Required action: From the material below, copy each line that holds the word "title".

---- Dataset records

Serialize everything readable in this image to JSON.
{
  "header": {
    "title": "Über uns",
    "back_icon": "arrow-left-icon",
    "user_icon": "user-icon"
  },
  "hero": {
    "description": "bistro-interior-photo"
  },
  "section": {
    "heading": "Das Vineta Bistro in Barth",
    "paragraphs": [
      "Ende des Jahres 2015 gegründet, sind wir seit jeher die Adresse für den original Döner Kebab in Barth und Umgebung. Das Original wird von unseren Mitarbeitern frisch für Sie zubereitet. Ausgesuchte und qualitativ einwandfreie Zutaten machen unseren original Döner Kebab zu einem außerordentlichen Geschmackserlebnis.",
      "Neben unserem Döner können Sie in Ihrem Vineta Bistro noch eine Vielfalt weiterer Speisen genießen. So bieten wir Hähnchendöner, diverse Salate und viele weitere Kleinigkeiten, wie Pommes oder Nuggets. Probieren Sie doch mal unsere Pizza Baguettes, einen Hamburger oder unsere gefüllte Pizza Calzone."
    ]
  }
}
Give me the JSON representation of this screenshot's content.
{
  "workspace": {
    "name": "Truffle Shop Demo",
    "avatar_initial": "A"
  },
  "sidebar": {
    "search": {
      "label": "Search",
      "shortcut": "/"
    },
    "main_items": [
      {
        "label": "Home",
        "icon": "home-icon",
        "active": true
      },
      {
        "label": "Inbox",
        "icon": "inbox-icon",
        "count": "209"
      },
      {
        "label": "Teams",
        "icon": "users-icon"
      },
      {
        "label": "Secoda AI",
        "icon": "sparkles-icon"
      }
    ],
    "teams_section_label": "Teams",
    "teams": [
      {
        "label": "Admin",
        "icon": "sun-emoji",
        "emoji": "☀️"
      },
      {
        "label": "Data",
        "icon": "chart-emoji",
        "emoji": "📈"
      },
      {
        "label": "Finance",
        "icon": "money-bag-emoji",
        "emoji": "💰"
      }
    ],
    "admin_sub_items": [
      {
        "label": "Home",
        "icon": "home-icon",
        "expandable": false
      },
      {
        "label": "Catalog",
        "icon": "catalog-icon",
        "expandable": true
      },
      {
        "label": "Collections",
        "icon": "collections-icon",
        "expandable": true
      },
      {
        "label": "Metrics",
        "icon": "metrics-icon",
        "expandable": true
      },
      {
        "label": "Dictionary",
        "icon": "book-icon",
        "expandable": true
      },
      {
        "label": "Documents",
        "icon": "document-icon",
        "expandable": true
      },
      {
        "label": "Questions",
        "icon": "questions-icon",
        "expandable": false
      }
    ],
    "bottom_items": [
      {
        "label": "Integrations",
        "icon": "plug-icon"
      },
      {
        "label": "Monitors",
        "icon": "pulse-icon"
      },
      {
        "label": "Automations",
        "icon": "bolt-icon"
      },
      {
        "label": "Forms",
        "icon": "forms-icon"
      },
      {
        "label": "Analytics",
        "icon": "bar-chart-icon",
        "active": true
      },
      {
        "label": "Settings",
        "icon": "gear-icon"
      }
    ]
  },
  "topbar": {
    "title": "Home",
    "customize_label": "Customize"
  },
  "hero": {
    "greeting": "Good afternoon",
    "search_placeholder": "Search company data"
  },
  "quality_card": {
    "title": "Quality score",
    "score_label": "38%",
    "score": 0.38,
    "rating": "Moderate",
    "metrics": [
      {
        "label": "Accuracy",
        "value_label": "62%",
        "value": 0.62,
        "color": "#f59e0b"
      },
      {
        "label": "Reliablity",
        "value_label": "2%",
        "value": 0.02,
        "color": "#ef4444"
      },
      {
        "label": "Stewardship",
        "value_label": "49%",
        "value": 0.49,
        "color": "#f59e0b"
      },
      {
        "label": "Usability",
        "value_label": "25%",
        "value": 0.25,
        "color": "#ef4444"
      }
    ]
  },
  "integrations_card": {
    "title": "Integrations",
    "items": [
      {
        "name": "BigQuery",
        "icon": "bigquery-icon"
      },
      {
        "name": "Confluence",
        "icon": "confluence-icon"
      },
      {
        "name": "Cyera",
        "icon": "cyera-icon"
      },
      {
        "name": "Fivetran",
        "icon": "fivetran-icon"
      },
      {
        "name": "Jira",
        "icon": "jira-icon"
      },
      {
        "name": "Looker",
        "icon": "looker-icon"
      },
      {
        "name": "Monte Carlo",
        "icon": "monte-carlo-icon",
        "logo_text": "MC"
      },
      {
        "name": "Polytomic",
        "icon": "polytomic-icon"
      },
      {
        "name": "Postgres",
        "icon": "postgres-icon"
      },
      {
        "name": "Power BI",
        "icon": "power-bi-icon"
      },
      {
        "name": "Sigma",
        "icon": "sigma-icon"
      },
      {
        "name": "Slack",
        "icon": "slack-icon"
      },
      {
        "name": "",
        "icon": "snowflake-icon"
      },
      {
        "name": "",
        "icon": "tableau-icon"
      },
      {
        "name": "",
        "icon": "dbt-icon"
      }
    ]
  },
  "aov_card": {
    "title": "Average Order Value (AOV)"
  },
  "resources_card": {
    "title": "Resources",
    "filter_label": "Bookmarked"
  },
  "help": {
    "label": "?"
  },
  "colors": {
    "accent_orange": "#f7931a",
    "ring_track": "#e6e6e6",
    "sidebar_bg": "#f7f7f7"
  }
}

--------

Answer for this exercise:
    "title": "Über uns",
    "title": "Home",
    "title": "Quality score",
    "title": "Integrations",
    "title": "Average Order Value (AOV)"
    "title": "Resources",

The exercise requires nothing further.